9. Austin guitar-god Gary Clark, Jr. got things cooking early in the day with a sizzling afternoon set. Sporting dark shades under his stylish pork-pie hat, Clark unleashed his vintage mix of rock, soul and blues jams on the crowd rammed into the Gobi tent, and made his axe howl in ways that recalled Hendrix in his prime. In fact, no one would have thought twice if he had set his guitar on fire at the end of his set; it was that blazing.
10. Whereas Clark's performance was loud and incendiary, the Hope Sandoval-led dream pop pioneers Mazzy Star went a different route, dropping melancholy atmospherics that paired well with the cloudy weather. A special moment came, as you'd expect, with the performance of their hit "Fade Into You." Another blast-from-the-nineties moment came with James ' joyous set, which included their hit "Laid."
11. Random celebrities were easy to spot, with Katy Perry , David Hasselhoff, "Community" star Donald Glover , "That '70s Show" alum Danny Masterson and the aforementioned Gary Clark, Jr. all moseying by on Friday. However, no star was as giddy to be back in Indo as "Breaking Bad" Emmy winner Aaron Paul, who was walking around the main grounds before the Arctic Monkeys' 6:30 set, high-fiving fans he passed and excitedly cheering. "Hello Coachella. I have missed you," Paul wrote on Twitter. See? When he's not pretending to sell meth on one of TV's best dramas, Paul is just a Coachella nut like the rest of us.

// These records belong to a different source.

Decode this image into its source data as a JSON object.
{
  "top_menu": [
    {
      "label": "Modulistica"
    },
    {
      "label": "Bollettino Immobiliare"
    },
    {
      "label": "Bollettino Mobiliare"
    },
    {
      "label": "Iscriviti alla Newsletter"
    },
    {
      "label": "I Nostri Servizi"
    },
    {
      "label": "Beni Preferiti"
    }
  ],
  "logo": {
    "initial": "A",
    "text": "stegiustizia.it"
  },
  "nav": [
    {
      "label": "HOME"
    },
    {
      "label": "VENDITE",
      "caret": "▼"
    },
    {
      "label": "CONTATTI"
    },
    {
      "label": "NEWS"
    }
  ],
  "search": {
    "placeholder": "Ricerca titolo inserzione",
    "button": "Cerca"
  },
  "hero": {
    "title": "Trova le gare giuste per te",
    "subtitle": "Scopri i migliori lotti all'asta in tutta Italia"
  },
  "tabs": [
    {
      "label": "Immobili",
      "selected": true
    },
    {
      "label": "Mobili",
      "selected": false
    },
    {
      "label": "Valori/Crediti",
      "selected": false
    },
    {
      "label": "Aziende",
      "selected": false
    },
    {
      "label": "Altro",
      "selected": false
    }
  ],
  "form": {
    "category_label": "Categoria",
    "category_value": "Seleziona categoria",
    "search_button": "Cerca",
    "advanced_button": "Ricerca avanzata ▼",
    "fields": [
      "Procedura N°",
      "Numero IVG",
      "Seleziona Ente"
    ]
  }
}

12. Dr. Dre and Snoop Dogg won't hit the main stage for another two days, but fans are already buzzing with anticipation for the duo's closing set on Sunday, and speculating about the special guests rumored to make appearance. Eminem and Wiz Khalifa are all-but expected, but even the late 2Pac and Nate Dogg and rumored to make beyond-the-grave cameos via stage holograms. We'll just have to wait and see.